The jumpshot is something that goes a long way nowadays in basketball. If you can shoot, you will be able to find a spot to play on any team. Montas has very nice looking form from three, and as previously mentioned, adds a mid-range element which is always a plus. He also includes a rapidly improving handle plus an understanding of when to give the ball up and make the right play.
Player comparisons are not exactly easy to judge, and throughout the history of Fordham Men’s Basketball the concept of wings is quite extensive, but Montas’ skillset might be the first of his kind to enter Fordham.

“Angel is more like a hybrid type of guy, he can play two, three, or four. He likes to score and get to the basket, very athletic and likes to create his own shot,” Ramon added. “He’s more of an open floor guy on the break, two or three dribbles he can get to the basket where he’s more comfortable.”
In terms of physical build, he draws to the likes of former Rams Steve Samuels, Michael Haynes and Teremun Johnson: the height range of 6’5”-’6’7” and all weighing north of 200 pounds.

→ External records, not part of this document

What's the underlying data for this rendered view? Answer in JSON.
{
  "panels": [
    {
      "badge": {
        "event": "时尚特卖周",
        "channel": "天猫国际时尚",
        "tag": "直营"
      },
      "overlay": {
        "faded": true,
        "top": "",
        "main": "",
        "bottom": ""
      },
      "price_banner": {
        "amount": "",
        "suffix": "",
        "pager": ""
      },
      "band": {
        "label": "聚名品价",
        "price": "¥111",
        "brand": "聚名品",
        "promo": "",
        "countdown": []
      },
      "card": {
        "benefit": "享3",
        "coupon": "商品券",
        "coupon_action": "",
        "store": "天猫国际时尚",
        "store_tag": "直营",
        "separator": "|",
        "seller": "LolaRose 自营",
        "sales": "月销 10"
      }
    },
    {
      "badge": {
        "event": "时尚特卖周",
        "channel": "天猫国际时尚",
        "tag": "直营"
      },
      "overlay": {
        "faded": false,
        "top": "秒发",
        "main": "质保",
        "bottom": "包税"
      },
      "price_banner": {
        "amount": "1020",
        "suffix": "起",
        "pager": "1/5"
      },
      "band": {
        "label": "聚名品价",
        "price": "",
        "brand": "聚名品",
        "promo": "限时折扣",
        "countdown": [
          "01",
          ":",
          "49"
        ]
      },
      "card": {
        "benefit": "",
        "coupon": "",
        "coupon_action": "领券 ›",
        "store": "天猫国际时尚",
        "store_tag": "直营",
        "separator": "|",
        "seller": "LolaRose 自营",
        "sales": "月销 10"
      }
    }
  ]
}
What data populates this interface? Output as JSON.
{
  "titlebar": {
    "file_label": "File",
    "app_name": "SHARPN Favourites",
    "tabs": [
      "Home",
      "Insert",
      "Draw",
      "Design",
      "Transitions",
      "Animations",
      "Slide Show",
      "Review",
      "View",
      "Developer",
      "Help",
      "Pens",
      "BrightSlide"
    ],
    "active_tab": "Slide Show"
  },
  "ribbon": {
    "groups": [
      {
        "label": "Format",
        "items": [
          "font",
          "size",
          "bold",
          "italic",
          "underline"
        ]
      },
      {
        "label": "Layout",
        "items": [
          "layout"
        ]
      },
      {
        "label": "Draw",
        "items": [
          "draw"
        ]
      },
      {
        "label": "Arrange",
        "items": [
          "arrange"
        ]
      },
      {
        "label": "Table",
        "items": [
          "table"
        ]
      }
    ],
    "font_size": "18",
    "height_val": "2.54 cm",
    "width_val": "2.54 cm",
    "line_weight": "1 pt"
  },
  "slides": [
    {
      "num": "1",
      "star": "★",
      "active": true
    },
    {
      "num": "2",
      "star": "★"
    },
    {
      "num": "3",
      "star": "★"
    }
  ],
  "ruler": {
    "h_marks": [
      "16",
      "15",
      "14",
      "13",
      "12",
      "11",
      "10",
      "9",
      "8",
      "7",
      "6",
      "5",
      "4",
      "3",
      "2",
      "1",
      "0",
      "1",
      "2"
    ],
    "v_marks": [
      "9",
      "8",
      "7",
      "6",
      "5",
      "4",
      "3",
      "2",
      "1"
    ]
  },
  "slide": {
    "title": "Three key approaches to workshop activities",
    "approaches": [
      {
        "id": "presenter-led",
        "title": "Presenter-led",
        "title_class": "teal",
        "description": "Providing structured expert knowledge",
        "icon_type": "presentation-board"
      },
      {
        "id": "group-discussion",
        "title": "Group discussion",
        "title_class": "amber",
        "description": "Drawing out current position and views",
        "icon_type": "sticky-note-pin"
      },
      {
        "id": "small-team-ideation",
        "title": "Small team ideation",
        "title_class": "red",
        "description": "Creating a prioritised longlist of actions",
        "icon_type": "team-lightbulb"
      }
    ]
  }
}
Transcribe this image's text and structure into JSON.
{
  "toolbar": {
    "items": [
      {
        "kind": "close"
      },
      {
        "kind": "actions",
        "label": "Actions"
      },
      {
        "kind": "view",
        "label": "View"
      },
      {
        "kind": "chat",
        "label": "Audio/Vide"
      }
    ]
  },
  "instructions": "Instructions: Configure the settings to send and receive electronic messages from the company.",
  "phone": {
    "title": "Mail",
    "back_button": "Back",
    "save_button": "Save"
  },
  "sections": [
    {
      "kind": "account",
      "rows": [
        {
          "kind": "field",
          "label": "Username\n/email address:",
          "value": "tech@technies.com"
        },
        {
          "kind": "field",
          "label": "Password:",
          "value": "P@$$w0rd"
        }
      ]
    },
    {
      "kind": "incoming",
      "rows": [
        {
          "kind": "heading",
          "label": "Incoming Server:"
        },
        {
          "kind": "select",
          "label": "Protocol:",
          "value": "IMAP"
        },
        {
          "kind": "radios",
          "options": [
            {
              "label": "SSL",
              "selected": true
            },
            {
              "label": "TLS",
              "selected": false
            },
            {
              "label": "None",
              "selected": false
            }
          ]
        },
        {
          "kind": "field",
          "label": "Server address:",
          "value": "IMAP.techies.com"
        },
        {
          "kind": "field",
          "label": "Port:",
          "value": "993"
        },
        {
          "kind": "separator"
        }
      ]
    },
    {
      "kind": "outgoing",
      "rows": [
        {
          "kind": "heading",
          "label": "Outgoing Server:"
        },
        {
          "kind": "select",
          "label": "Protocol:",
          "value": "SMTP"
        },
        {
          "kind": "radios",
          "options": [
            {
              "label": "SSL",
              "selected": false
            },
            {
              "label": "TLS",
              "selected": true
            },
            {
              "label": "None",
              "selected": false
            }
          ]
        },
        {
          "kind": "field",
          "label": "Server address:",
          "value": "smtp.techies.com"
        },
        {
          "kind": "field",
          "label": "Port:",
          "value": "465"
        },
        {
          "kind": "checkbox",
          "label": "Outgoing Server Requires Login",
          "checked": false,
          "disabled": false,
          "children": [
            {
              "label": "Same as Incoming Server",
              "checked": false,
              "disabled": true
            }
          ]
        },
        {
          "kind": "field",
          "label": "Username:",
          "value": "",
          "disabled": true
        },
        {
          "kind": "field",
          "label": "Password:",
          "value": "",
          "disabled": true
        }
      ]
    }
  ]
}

Montas, Richardson and Dean will make immediate impacts as freshmen and look to do something that hasn’t been done since 2019: make Atlantic 10 all-rookie teams as Fordham Rams. The last Ram to accomplish that feat was Nick Honor, who ended up transferring to Clemson.
All the tools mentioned are what Neptune is looking for in his players: dynamic ball handlers who are versatile on defense with a shooting touch as the tertiary element.

Fordham was also in need of guard play following abrupt departures and graduations. They did manage to stay at .500 with Antrell Charton and Josh Colon-Navvaro doing most of the work, along with Darius Quisenberry limping through the final stretch.

Fordham’s recruiting buzz has been exceptional to start Neptune’s era, and now the Rams look to brighter days ahead in the Bronx and bring the program back to the winning ways of old. And while the transfer portal may be a big tool to build, freshman can help create something sustainable.